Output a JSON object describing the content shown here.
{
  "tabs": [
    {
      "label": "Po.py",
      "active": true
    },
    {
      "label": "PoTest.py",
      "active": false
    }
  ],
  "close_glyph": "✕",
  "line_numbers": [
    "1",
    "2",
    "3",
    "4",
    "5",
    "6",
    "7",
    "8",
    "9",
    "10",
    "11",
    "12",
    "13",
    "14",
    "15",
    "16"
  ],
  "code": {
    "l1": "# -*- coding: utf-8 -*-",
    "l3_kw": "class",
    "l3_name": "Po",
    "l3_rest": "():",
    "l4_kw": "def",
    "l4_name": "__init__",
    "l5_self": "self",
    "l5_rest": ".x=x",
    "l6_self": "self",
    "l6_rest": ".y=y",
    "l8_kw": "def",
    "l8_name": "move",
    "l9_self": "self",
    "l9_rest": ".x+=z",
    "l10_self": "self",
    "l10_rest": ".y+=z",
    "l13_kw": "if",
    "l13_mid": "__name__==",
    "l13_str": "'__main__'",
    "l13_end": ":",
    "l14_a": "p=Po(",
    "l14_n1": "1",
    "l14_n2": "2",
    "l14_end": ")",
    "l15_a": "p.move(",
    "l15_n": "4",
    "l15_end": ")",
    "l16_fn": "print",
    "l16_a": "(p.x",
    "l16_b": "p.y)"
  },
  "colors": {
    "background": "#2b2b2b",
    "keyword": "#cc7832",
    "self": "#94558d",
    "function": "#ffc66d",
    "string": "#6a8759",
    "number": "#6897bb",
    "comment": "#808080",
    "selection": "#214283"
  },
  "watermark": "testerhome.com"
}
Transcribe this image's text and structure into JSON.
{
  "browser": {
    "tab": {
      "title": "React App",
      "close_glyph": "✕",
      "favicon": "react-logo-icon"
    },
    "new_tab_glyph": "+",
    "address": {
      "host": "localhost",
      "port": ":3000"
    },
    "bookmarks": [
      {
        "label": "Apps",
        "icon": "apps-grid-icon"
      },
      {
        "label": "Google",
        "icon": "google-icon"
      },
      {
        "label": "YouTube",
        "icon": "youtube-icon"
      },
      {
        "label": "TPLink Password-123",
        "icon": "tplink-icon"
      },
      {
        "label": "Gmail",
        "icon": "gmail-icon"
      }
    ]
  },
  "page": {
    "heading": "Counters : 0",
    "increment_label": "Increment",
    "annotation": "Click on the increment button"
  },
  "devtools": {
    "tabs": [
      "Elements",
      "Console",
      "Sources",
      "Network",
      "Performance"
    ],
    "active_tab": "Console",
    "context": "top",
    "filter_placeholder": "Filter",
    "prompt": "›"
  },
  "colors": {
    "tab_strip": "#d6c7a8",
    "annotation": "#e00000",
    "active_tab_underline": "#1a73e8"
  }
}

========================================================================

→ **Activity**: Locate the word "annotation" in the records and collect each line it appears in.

→ **Answer space**:
    "annotation": "Click on the increment button"
    "annotation": "#e00000",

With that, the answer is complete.